[[ RECORDS SUPPLIED open ]]

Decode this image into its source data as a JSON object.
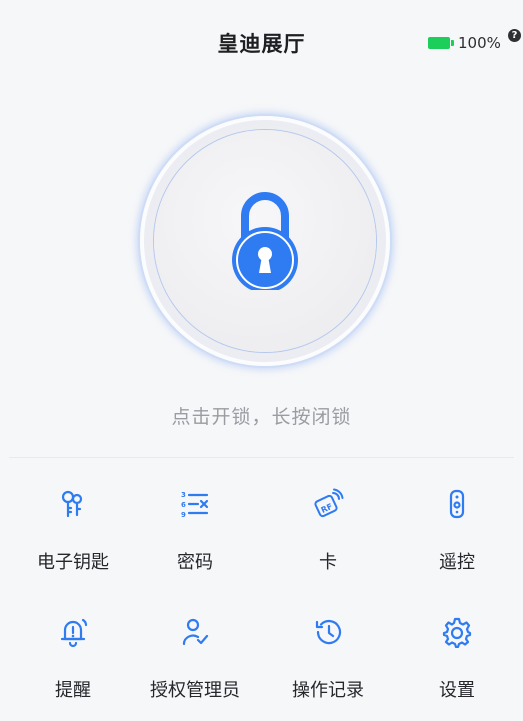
{
  "header": {
    "title": "皇迪展厅",
    "battery_text": "100%",
    "help_glyph": "?"
  },
  "lock": {
    "state_icon": "lock-icon",
    "hint": "点击开锁，长按闭锁"
  },
  "menu": {
    "items": [
      {
        "label": "电子钥匙",
        "icon": "keys-icon"
      },
      {
        "label": "密码",
        "icon": "password-list-icon"
      },
      {
        "label": "卡",
        "icon": "rf-card-icon"
      },
      {
        "label": "遥控",
        "icon": "remote-control-icon"
      },
      {
        "label": "提醒",
        "icon": "bell-icon"
      },
      {
        "label": "授权管理员",
        "icon": "user-check-icon"
      },
      {
        "label": "操作记录",
        "icon": "history-icon"
      },
      {
        "label": "设置",
        "icon": "gear-icon"
      }
    ]
  },
  "colors": {
    "accent": "#2f7bf2",
    "battery": "#1bcf5a",
    "text": "#26272b",
    "hint": "#9b9ca1",
    "background": "#f6f7f9"
  }
}
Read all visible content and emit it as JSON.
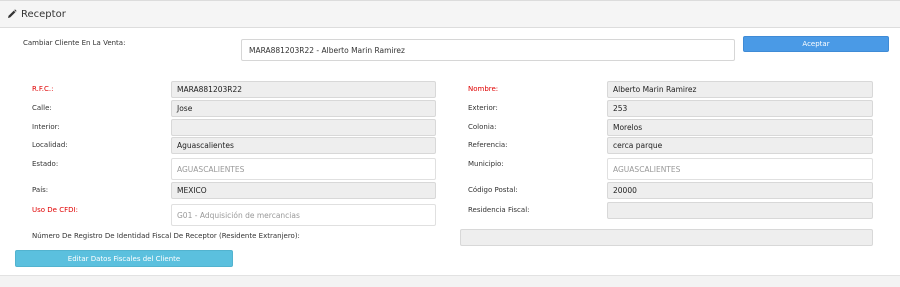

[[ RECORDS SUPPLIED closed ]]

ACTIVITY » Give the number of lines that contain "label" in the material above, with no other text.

ANSWER » 8